:: Record excerpts ::
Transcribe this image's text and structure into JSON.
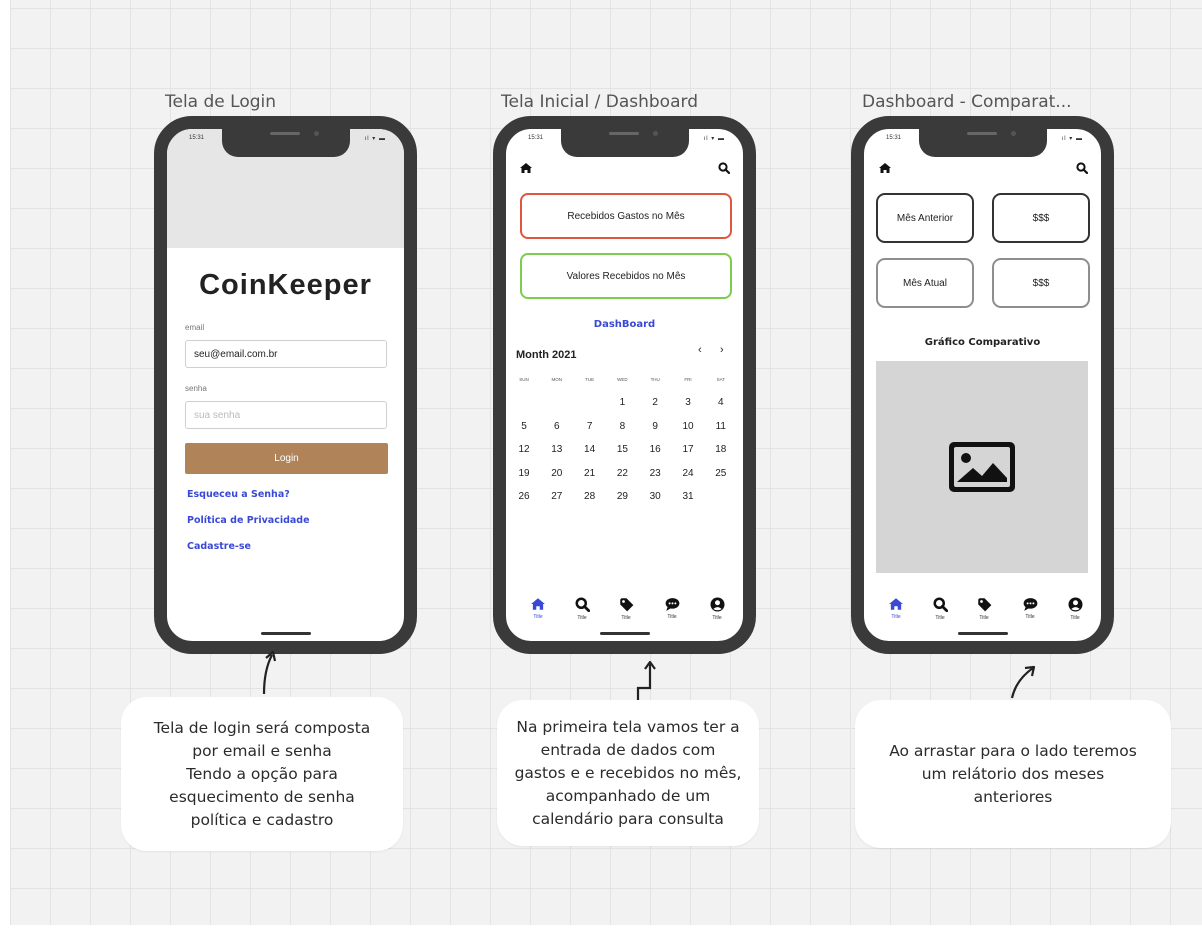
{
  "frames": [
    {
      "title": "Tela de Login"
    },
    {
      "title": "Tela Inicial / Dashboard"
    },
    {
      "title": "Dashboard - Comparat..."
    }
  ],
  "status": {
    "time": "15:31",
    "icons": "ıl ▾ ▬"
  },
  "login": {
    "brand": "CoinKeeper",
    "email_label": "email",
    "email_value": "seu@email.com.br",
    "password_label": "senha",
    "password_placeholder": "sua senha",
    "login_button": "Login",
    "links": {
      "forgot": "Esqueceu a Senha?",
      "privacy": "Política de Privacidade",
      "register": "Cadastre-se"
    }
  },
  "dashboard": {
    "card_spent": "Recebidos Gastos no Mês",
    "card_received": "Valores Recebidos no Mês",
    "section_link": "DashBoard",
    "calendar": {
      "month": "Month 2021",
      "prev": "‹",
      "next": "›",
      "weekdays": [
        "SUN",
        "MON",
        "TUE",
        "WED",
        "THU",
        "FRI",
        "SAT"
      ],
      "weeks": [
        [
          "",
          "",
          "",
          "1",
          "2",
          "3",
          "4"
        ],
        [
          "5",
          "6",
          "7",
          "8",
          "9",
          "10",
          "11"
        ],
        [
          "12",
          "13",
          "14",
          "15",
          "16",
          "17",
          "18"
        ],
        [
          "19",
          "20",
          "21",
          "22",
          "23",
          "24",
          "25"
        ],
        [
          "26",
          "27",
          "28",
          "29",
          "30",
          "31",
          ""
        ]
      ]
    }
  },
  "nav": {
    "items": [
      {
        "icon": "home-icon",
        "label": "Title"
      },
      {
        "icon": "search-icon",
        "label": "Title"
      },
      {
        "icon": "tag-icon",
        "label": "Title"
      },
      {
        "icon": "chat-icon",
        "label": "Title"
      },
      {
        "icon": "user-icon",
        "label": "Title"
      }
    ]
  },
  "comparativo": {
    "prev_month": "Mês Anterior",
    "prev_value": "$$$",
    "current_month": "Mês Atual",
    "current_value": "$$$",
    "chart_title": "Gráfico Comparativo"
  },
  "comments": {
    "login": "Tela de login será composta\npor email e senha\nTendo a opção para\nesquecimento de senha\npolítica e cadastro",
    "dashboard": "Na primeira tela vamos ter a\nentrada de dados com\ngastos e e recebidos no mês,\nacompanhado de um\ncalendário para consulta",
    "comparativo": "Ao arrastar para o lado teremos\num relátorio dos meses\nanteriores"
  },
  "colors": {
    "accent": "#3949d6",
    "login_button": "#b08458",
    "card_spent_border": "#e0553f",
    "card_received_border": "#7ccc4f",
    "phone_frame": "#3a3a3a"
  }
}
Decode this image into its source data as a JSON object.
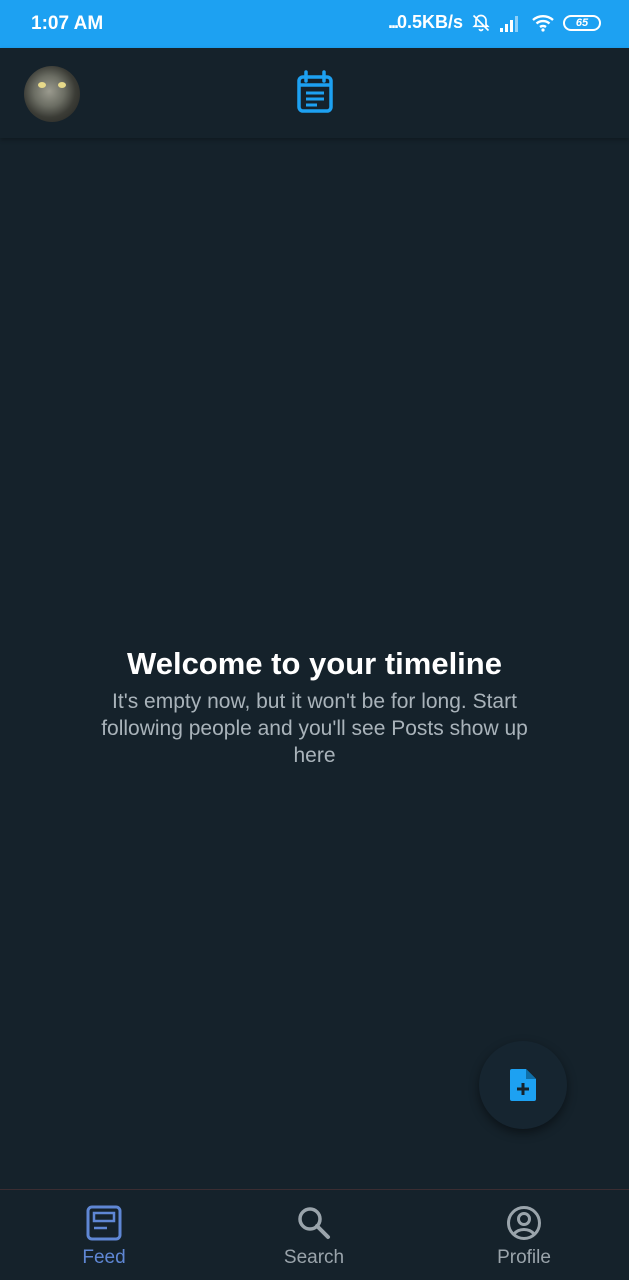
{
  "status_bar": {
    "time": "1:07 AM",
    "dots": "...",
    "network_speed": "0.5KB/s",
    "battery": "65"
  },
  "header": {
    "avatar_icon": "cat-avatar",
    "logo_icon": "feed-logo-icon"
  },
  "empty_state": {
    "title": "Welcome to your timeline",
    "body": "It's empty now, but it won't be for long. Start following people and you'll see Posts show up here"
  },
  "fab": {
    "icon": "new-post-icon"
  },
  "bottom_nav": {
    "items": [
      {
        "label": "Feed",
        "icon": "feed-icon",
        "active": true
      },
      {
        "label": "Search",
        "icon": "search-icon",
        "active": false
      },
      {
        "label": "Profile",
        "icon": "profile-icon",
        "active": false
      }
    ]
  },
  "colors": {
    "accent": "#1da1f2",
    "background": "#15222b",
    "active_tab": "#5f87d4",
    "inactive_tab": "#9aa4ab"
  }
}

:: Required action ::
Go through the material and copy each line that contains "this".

:: Reply ::
Transcribe this image's text and structure into JSON.
Decode this image into its source data as a JSON object.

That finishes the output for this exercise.